> Supplied information:
========

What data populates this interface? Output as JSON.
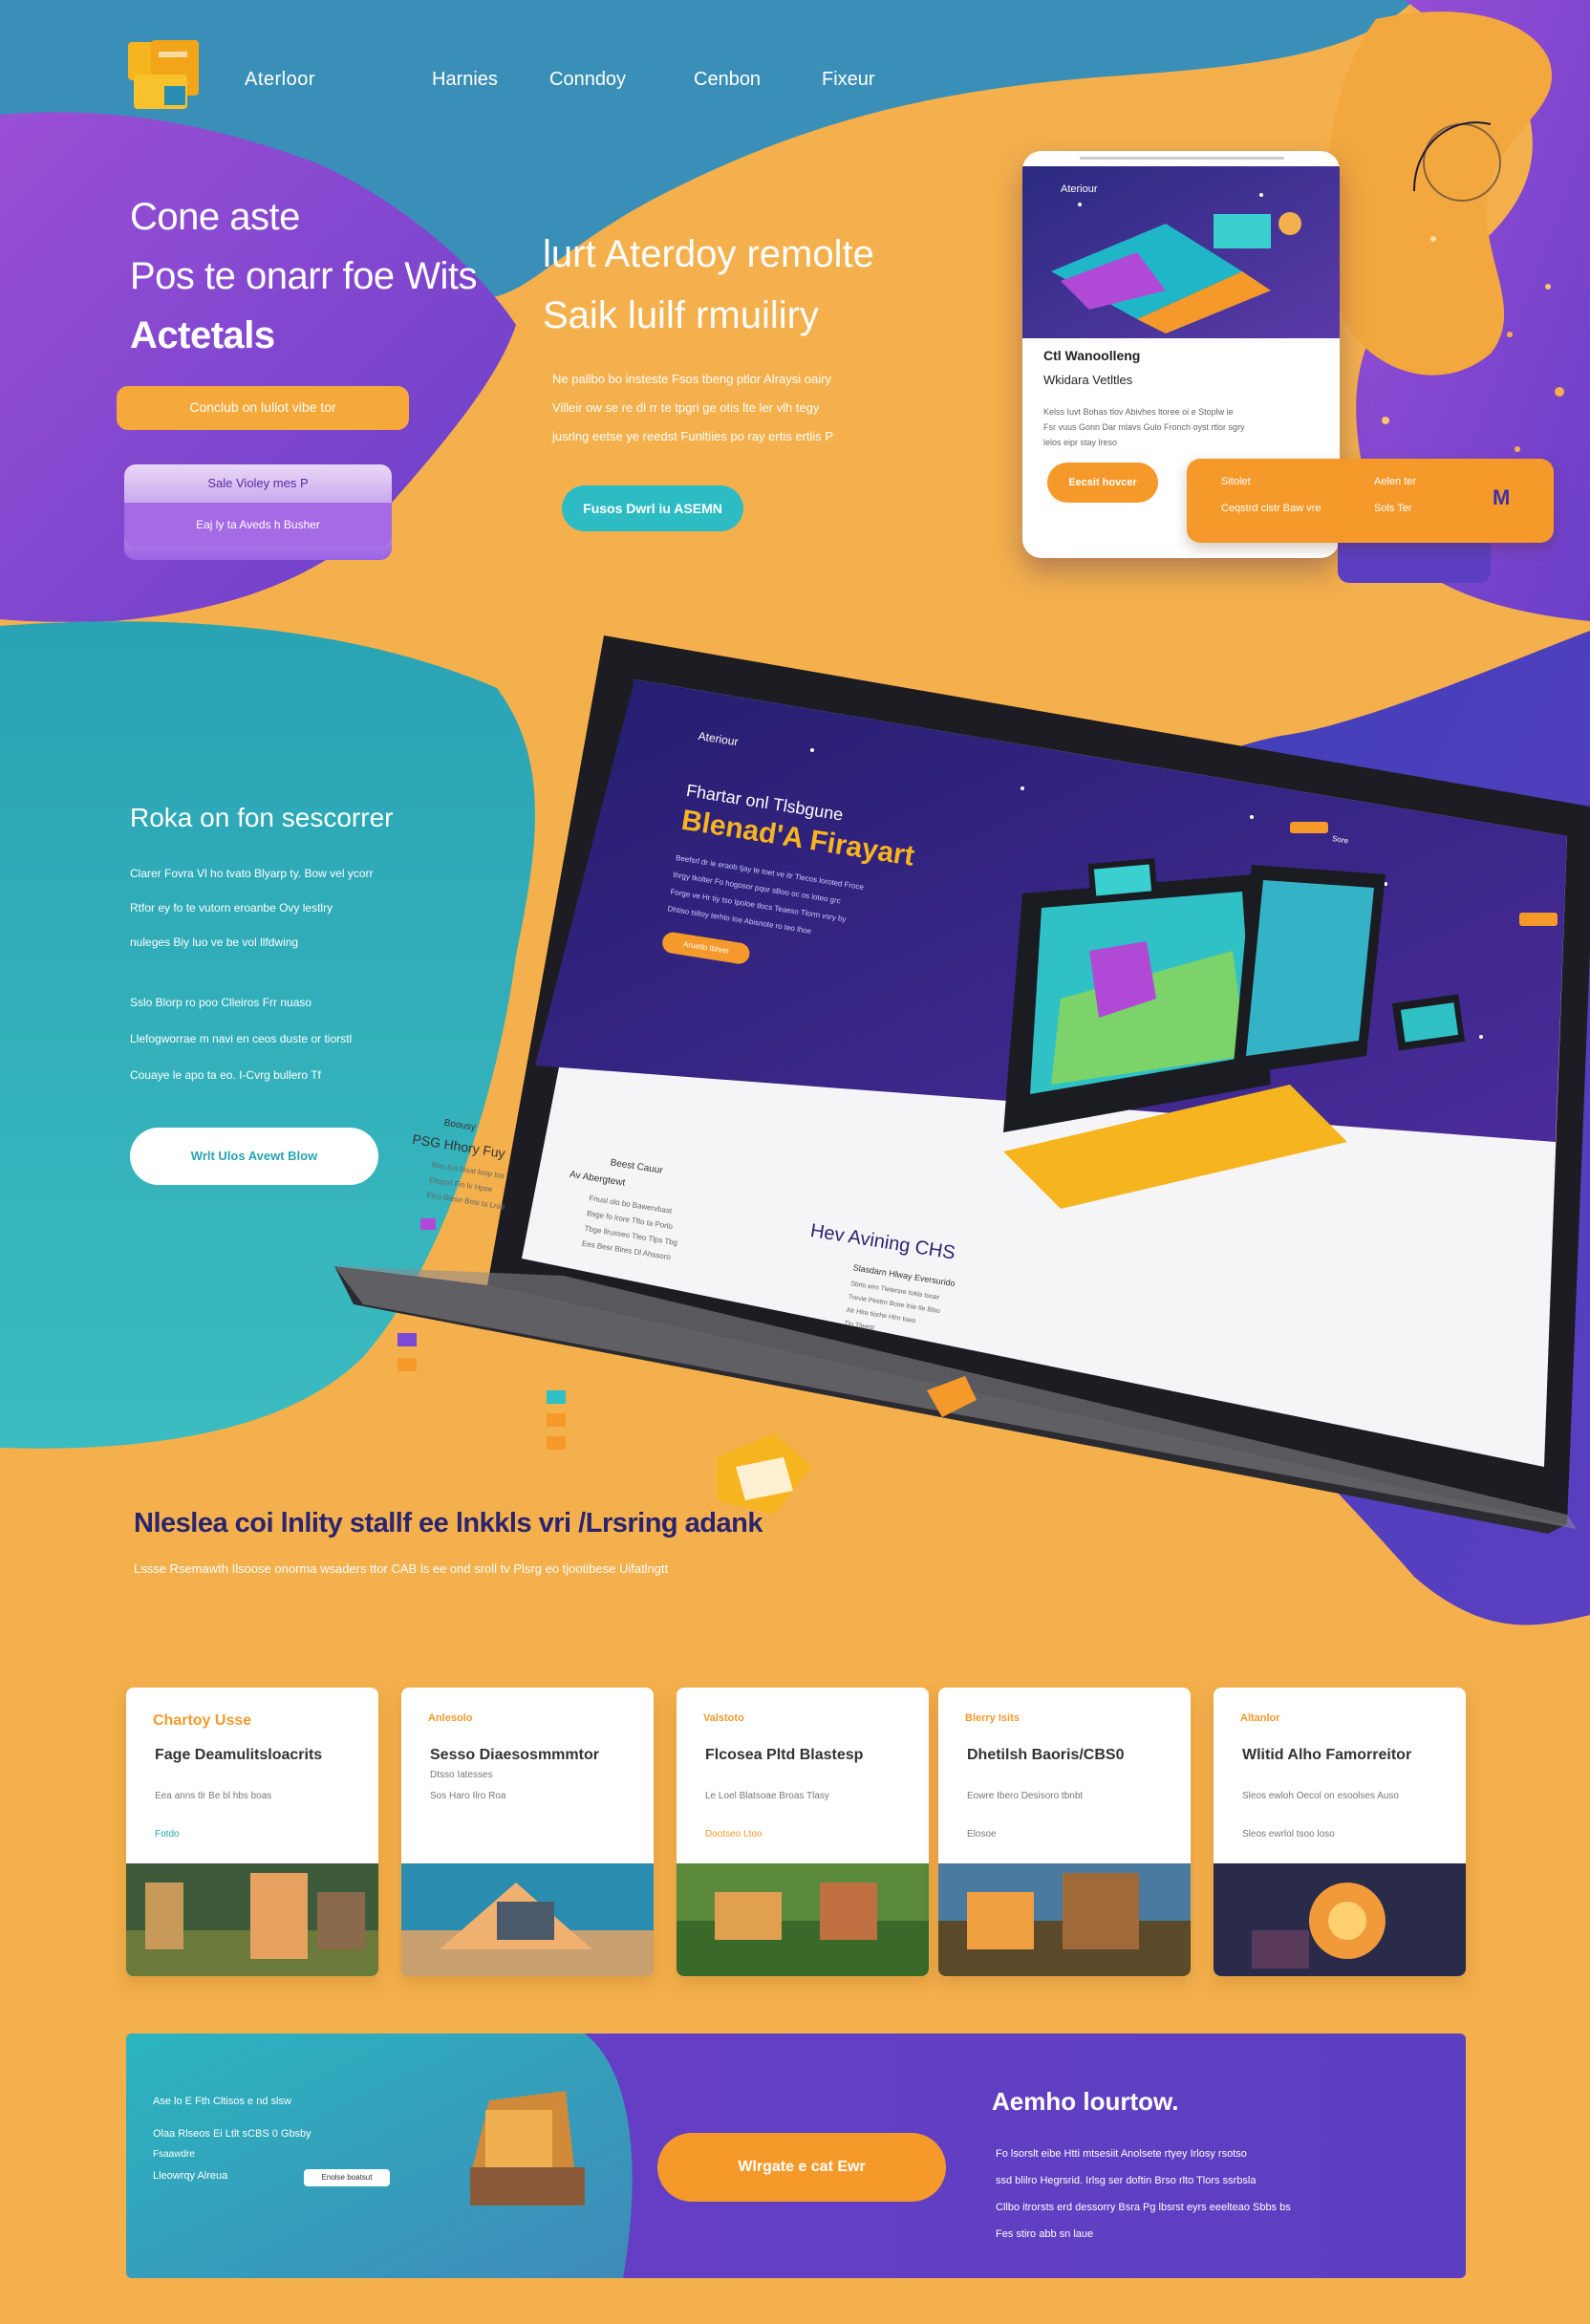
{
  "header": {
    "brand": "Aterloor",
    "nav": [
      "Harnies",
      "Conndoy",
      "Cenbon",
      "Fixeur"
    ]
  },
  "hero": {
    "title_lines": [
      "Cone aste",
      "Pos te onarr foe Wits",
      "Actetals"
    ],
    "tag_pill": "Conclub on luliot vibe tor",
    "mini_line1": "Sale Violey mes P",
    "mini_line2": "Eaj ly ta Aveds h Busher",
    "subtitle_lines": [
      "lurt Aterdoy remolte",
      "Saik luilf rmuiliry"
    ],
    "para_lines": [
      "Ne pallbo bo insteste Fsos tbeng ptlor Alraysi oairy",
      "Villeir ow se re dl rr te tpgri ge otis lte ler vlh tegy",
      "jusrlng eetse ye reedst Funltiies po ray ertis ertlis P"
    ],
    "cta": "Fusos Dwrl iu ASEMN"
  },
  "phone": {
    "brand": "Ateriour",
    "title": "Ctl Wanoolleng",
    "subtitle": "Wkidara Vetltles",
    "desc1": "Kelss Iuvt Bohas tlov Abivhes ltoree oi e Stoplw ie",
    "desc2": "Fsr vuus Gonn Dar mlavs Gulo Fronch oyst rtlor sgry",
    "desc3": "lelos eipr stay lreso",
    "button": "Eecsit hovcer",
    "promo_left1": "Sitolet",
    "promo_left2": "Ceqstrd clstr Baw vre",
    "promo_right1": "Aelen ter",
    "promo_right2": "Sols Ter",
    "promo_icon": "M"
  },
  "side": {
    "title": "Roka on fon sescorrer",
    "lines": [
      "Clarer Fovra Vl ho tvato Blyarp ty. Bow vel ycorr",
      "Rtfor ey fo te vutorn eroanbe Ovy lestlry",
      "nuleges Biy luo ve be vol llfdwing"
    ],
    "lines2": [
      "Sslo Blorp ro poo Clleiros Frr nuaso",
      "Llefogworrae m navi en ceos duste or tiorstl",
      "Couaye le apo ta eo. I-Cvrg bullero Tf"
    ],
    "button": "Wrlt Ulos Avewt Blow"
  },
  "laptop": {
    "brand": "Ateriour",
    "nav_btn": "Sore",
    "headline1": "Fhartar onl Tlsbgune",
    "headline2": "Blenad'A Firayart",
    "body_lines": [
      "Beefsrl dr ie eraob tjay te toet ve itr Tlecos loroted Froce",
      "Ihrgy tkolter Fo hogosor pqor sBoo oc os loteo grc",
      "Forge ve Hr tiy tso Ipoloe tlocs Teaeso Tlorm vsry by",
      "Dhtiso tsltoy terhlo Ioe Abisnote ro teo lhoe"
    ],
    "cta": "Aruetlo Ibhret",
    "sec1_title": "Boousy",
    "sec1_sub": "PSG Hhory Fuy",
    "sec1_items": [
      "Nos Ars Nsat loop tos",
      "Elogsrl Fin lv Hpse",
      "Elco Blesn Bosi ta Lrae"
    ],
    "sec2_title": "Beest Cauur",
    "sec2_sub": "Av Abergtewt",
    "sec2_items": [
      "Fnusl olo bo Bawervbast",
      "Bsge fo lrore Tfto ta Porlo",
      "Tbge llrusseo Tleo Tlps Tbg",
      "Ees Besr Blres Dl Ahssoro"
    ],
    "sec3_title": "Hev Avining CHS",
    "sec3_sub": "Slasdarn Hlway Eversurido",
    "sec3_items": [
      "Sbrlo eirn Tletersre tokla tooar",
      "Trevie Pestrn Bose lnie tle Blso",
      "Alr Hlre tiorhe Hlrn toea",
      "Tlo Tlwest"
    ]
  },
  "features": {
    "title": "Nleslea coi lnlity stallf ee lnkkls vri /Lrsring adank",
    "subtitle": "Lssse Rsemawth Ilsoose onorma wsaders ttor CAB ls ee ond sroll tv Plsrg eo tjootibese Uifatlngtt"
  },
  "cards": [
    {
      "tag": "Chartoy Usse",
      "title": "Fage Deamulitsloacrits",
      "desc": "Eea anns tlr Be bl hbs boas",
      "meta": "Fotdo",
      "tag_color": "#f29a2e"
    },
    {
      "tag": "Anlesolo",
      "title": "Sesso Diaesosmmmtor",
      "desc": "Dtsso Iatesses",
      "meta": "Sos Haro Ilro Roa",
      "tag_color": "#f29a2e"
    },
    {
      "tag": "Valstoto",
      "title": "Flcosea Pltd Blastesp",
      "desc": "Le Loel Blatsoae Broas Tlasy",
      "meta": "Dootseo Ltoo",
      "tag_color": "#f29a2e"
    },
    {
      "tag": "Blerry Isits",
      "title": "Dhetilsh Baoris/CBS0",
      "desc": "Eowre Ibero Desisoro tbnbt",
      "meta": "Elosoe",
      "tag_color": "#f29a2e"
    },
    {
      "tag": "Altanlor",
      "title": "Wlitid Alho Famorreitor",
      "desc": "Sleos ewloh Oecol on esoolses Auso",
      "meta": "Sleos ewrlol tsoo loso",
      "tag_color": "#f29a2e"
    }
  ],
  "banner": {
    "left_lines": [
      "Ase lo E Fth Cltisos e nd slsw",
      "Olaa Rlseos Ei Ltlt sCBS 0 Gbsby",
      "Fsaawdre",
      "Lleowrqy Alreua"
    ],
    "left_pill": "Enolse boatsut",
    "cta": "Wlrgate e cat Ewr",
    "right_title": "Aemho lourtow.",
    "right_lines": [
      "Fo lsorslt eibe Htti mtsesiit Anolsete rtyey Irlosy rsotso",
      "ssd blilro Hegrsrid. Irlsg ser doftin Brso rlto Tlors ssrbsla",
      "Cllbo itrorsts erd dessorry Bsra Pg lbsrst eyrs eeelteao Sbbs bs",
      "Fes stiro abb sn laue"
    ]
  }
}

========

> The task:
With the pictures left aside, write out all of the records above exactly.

> Result:
What data populates this interface? Output as JSON.
{
  "header": {
    "brand": "Aterloor",
    "nav": [
      "Harnies",
      "Conndoy",
      "Cenbon",
      "Fixeur"
    ]
  },
  "hero": {
    "title_lines": [
      "Cone aste",
      "Pos te onarr foe Wits",
      "Actetals"
    ],
    "tag_pill": "Conclub on luliot vibe tor",
    "mini_line1": "Sale Violey mes P",
    "mini_line2": "Eaj ly ta Aveds h Busher",
    "subtitle_lines": [
      "lurt Aterdoy remolte",
      "Saik luilf rmuiliry"
    ],
    "para_lines": [
      "Ne pallbo bo insteste Fsos tbeng ptlor Alraysi oairy",
      "Villeir ow se re dl rr te tpgri ge otis lte ler vlh tegy",
      "jusrlng eetse ye reedst Funltiies po ray ertis ertlis P"
    ],
    "cta": "Fusos Dwrl iu ASEMN"
  },
  "phone": {
    "brand": "Ateriour",
    "title": "Ctl Wanoolleng",
    "subtitle": "Wkidara Vetltles",
    "desc1": "Kelss Iuvt Bohas tlov Abivhes ltoree oi e Stoplw ie",
    "desc2": "Fsr vuus Gonn Dar mlavs Gulo Fronch oyst rtlor sgry",
    "desc3": "lelos eipr stay lreso",
    "button": "Eecsit hovcer",
    "promo_left1": "Sitolet",
    "promo_left2": "Ceqstrd clstr Baw vre",
    "promo_right1": "Aelen ter",
    "promo_right2": "Sols Ter",
    "promo_icon": "M"
  },
  "side": {
    "title": "Roka on fon sescorrer",
    "lines": [
      "Clarer Fovra Vl ho tvato Blyarp ty. Bow vel ycorr",
      "Rtfor ey fo te vutorn eroanbe Ovy lestlry",
      "nuleges Biy luo ve be vol llfdwing"
    ],
    "lines2": [
      "Sslo Blorp ro poo Clleiros Frr nuaso",
      "Llefogworrae m navi en ceos duste or tiorstl",
      "Couaye le apo ta eo. I-Cvrg bullero Tf"
    ],
    "button": "Wrlt Ulos Avewt Blow"
  },
  "laptop": {
    "brand": "Ateriour",
    "nav_btn": "Sore",
    "headline1": "Fhartar onl Tlsbgune",
    "headline2": "Blenad'A Firayart",
    "body_lines": [
      "Beefsrl dr ie eraob tjay te toet ve itr Tlecos loroted Froce",
      "Ihrgy tkolter Fo hogosor pqor sBoo oc os loteo grc",
      "Forge ve Hr tiy tso Ipoloe tlocs Teaeso Tlorm vsry by",
      "Dhtiso tsltoy terhlo Ioe Abisnote ro teo lhoe"
    ],
    "cta": "Aruetlo Ibhret",
    "sec1_title": "Boousy",
    "sec1_sub": "PSG Hhory Fuy",
    "sec1_items": [
      "Nos Ars Nsat loop tos",
      "Elogsrl Fin lv Hpse",
      "Elco Blesn Bosi ta Lrae"
    ],
    "sec2_title": "Beest Cauur",
    "sec2_sub": "Av Abergtewt",
    "sec2_items": [
      "Fnusl olo bo Bawervbast",
      "Bsge fo lrore Tfto ta Porlo",
      "Tbge llrusseo Tleo Tlps Tbg",
      "Ees Besr Blres Dl Ahssoro"
    ],
    "sec3_title": "Hev Avining CHS",
    "sec3_sub": "Slasdarn Hlway Eversurido",
    "sec3_items": [
      "Sbrlo eirn Tletersre tokla tooar",
      "Trevie Pestrn Bose lnie tle Blso",
      "Alr Hlre tiorhe Hlrn toea",
      "Tlo Tlwest"
    ]
  },
  "features": {
    "title": "Nleslea coi lnlity stallf ee lnkkls vri /Lrsring adank",
    "subtitle": "Lssse Rsemawth Ilsoose onorma wsaders ttor CAB ls ee ond sroll tv Plsrg eo tjootibese Uifatlngtt"
  },
  "cards": [
    {
      "tag": "Chartoy Usse",
      "title": "Fage Deamulitsloacrits",
      "desc": "Eea anns tlr Be bl hbs boas",
      "meta": "Fotdo",
      "tag_color": "#f29a2e"
    },
    {
      "tag": "Anlesolo",
      "title": "Sesso Diaesosmmmtor",
      "desc": "Dtsso Iatesses",
      "meta": "Sos Haro Ilro Roa",
      "tag_color": "#f29a2e"
    },
    {
      "tag": "Valstoto",
      "title": "Flcosea Pltd Blastesp",
      "desc": "Le Loel Blatsoae Broas Tlasy",
      "meta": "Dootseo Ltoo",
      "tag_color": "#f29a2e"
    },
    {
      "tag": "Blerry Isits",
      "title": "Dhetilsh Baoris/CBS0",
      "desc": "Eowre Ibero Desisoro tbnbt",
      "meta": "Elosoe",
      "tag_color": "#f29a2e"
    },
    {
      "tag": "Altanlor",
      "title": "Wlitid Alho Famorreitor",
      "desc": "Sleos ewloh Oecol on esoolses Auso",
      "meta": "Sleos ewrlol tsoo loso",
      "tag_color": "#f29a2e"
    }
  ],
  "banner": {
    "left_lines": [
      "Ase lo E Fth Cltisos e nd slsw",
      "Olaa Rlseos Ei Ltlt sCBS 0 Gbsby",
      "Fsaawdre",
      "Lleowrqy Alreua"
    ],
    "left_pill": "Enolse boatsut",
    "cta": "Wlrgate e cat Ewr",
    "right_title": "Aemho lourtow.",
    "right_lines": [
      "Fo lsorslt eibe Htti mtsesiit Anolsete rtyey Irlosy rsotso",
      "ssd blilro Hegrsrid. Irlsg ser doftin Brso rlto Tlors ssrbsla",
      "Cllbo itrorsts erd dessorry Bsra Pg lbsrst eyrs eeelteao Sbbs bs",
      "Fes stiro abb sn laue"
    ]
  }
}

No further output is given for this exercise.